-- PROBLEM DETAILS --
Please copy every line of the records below that holds the word "interest".

[Element data from apps and pages]

++++++++

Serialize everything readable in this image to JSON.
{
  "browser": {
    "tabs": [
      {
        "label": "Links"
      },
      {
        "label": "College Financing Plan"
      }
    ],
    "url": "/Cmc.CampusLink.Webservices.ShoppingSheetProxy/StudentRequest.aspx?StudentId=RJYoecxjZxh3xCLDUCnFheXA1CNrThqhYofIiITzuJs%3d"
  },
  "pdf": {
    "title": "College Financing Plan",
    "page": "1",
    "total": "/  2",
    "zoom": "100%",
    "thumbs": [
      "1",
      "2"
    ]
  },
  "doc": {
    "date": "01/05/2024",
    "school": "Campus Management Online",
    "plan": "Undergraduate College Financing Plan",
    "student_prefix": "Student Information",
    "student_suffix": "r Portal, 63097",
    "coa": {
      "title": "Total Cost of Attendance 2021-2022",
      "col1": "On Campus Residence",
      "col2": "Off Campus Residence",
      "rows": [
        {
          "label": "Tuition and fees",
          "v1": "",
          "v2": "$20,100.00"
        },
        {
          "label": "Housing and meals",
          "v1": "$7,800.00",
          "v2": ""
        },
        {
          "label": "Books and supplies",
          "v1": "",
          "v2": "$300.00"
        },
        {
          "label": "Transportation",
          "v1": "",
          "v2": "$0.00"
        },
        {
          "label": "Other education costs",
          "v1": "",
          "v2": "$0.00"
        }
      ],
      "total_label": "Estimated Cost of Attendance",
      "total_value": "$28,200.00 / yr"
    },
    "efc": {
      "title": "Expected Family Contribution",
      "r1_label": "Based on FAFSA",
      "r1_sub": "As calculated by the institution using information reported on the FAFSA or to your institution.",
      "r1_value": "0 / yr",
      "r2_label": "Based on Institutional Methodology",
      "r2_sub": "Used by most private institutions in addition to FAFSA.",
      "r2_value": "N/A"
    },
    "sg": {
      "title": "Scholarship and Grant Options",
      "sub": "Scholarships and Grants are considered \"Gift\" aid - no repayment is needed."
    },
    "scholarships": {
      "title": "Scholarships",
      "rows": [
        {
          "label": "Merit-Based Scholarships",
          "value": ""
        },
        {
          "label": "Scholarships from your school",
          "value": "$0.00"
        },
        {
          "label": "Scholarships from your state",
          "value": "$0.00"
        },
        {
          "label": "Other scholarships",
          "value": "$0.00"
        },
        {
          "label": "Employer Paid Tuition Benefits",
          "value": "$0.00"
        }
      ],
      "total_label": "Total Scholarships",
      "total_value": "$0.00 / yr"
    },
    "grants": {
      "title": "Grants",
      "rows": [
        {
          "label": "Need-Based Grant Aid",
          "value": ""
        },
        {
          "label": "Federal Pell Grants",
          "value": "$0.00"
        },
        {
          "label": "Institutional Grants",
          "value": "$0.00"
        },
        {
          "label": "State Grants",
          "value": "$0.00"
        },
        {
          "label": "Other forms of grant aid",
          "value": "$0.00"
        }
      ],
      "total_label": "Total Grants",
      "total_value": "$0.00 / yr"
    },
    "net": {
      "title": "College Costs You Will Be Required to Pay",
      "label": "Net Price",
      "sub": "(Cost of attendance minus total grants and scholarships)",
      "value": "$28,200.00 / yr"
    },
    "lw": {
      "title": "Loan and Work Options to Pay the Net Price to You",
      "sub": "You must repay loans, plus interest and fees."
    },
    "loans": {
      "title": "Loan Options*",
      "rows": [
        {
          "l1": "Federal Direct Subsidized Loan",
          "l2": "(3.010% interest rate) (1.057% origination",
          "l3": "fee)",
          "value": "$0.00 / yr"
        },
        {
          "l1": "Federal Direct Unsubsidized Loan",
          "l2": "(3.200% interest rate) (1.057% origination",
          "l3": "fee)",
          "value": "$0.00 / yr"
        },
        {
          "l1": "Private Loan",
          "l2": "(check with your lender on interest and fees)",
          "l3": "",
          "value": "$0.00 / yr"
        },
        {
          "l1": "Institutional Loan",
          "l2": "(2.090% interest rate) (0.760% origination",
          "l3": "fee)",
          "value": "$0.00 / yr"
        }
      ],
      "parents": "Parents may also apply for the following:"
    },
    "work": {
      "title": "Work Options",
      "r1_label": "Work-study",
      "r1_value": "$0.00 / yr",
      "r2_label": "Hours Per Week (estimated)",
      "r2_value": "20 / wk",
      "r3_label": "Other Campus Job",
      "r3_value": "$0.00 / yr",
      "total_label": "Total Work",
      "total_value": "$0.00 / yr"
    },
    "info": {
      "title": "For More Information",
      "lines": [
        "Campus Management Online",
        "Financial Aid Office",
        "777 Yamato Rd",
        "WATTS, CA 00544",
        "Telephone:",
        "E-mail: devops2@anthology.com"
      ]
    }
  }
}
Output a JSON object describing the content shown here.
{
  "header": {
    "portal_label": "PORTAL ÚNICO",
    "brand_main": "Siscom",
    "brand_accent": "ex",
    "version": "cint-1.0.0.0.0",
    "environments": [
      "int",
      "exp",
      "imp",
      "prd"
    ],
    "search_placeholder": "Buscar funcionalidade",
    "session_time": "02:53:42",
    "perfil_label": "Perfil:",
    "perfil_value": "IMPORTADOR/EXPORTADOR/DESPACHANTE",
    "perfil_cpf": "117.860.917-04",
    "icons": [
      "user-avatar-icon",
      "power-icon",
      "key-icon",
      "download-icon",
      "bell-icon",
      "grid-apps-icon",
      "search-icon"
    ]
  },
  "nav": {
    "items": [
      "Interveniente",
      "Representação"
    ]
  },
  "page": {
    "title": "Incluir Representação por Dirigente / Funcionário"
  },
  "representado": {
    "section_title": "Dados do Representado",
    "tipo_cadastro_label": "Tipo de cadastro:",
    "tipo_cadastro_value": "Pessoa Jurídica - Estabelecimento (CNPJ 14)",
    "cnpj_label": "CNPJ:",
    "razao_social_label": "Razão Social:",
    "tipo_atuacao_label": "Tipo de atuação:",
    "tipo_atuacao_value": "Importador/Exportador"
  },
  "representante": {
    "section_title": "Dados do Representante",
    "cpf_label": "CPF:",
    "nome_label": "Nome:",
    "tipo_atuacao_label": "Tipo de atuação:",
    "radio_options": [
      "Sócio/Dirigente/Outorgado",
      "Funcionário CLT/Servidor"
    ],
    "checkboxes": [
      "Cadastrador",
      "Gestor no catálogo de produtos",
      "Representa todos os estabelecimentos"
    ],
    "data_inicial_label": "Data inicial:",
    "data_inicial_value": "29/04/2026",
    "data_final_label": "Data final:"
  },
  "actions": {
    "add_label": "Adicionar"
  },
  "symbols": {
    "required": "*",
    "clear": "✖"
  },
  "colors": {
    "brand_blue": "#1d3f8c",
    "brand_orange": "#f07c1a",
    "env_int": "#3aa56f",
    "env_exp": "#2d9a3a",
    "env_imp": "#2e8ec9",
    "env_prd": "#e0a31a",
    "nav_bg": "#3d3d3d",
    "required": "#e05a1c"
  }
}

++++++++

-- EXPECTED ANSWER --
      "sub": "You must repay loans, plus interest and fees."
          "l2": "(3.010% interest rate) (1.057% origination",
          "l2": "(3.200% interest rate) (1.057% origination",
          "l2": "(check with your lender on interest and fees)",
          "l2": "(2.090% interest rate) (0.760% origination",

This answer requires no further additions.